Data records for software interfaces
>>>>>

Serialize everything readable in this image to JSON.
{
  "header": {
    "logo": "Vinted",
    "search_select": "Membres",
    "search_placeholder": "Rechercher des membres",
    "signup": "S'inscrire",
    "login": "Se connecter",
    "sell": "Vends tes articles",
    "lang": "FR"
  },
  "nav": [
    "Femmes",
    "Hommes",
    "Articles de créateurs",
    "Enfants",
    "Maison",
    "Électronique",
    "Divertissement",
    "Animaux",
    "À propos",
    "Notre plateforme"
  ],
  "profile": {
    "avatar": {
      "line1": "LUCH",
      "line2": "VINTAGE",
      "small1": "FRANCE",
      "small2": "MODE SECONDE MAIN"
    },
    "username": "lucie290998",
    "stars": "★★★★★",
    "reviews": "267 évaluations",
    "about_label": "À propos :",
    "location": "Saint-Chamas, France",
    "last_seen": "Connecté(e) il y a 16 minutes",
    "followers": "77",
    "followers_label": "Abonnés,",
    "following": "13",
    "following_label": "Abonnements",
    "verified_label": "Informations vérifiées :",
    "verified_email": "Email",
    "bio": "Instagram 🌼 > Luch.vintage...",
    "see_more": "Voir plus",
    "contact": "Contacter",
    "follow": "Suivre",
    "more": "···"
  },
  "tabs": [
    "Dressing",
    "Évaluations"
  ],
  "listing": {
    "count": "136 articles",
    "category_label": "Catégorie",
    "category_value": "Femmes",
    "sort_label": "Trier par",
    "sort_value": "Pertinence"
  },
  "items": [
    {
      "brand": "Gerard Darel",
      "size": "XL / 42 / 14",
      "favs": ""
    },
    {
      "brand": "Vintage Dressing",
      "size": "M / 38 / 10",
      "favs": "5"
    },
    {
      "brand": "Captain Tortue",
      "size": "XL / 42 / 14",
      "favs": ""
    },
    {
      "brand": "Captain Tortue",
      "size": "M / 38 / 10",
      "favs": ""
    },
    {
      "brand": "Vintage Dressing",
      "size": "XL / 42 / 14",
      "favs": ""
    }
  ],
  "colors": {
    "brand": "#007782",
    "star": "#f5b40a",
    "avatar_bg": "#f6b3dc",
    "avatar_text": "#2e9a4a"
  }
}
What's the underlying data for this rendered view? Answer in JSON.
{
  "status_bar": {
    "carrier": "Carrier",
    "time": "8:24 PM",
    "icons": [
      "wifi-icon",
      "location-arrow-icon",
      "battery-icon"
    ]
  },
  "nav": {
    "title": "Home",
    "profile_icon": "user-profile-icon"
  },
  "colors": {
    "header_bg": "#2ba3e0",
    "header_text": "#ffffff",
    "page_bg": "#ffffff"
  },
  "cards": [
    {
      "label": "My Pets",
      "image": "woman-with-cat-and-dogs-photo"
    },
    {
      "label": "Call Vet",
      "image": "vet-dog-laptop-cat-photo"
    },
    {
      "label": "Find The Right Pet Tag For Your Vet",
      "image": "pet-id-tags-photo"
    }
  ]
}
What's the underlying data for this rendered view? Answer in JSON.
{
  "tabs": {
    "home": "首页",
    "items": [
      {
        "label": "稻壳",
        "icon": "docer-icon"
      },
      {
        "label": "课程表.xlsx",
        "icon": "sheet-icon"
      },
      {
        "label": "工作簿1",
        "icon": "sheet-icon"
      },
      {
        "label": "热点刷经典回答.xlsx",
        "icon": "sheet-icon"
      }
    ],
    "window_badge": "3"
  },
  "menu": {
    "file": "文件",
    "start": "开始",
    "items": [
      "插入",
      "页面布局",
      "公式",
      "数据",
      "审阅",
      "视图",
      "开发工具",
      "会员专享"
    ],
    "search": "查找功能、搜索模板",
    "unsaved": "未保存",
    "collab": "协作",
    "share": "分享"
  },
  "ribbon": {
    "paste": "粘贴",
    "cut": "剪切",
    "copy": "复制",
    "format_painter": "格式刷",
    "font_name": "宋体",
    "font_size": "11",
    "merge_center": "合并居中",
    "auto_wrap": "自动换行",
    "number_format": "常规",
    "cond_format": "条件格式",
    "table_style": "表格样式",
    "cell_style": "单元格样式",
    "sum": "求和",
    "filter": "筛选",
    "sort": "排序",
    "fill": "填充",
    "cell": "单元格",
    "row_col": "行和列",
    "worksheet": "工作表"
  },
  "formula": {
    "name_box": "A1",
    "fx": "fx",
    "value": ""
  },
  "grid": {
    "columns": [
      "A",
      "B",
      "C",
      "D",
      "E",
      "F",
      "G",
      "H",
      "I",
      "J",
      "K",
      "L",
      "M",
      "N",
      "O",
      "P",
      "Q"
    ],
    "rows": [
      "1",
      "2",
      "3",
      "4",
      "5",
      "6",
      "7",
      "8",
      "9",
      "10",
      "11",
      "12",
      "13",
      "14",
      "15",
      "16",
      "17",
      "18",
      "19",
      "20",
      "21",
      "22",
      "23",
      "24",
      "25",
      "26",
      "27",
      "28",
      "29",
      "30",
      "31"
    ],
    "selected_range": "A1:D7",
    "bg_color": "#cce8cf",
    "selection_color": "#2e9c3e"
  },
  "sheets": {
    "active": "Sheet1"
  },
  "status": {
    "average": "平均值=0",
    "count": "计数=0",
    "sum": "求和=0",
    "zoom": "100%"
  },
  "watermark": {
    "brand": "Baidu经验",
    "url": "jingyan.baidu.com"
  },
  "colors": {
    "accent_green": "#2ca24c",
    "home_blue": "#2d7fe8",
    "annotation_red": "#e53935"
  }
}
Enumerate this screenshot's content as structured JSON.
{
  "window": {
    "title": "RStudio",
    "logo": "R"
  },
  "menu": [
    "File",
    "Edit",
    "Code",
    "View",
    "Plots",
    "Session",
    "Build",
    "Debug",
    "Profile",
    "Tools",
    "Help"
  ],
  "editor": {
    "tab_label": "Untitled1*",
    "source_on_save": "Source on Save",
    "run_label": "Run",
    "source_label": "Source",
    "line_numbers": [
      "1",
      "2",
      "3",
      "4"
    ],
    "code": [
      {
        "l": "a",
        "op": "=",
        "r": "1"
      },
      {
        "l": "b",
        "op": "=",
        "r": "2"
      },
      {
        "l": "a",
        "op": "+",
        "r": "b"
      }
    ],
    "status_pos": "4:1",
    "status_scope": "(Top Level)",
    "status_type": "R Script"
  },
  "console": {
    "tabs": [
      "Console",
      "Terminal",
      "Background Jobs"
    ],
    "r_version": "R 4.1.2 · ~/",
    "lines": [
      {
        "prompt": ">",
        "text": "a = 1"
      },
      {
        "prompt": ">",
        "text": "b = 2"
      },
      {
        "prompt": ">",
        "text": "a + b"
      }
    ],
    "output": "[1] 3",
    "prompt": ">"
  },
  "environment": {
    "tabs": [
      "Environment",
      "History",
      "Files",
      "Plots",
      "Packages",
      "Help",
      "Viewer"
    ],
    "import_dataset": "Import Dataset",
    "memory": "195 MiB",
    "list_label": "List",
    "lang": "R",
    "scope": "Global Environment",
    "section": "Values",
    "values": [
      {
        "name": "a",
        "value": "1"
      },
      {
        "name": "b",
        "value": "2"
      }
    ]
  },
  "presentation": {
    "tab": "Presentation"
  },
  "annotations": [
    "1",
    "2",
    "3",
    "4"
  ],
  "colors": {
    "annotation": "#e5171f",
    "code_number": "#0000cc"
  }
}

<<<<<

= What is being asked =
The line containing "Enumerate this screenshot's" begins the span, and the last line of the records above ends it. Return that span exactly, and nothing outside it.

= Your solution =
Enumerate this screenshot's content as structured JSON.
{
  "window": {
    "title": "RStudio",
    "logo": "R"
  },
  "menu": [
    "File",
    "Edit",
    "Code",
    "View",
    "Plots",
    "Session",
    "Build",
    "Debug",
    "Profile",
    "Tools",
    "Help"
  ],
  "editor": {
    "tab_label": "Untitled1*",
    "source_on_save": "Source on Save",
    "run_label": "Run",
    "source_label": "Source",
    "line_numbers": [
      "1",
      "2",
      "3",
      "4"
    ],
    "code": [
      {
        "l": "a",
        "op": "=",
        "r": "1"
      },
      {
        "l": "b",
        "op": "=",
        "r": "2"
      },
      {
        "l": "a",
        "op": "+",
        "r": "b"
      }
    ],
    "status_pos": "4:1",
    "status_scope": "(Top Level)",
    "status_type": "R Script"
  },
  "console": {
    "tabs": [
      "Console",
      "Terminal",
      "Background Jobs"
    ],
    "r_version": "R 4.1.2 · ~/",
    "lines": [
      {
        "prompt": ">",
        "text": "a = 1"
      },
      {
        "prompt": ">",
        "text": "b = 2"
      },
      {
        "prompt": ">",
        "text": "a + b"
      }
    ],
    "output": "[1] 3",
    "prompt": ">"
  },
  "environment": {
    "tabs": [
      "Environment",
      "History",
      "Files",
      "Plots",
      "Packages",
      "Help",
      "Viewer"
    ],
    "import_dataset": "Import Dataset",
    "memory": "195 MiB",
    "list_label": "List",
    "lang": "R",
    "scope": "Global Environment",
    "section": "Values",
    "values": [
      {
        "name": "a",
        "value": "1"
      },
      {
        "name": "b",
        "value": "2"
      }
    ]
  },
  "presentation": {
    "tab": "Presentation"
  },
  "annotations": [
    "1",
    "2",
    "3",
    "4"
  ],
  "colors": {
    "annotation": "#e5171f",
    "code_number": "#0000cc"
  }
}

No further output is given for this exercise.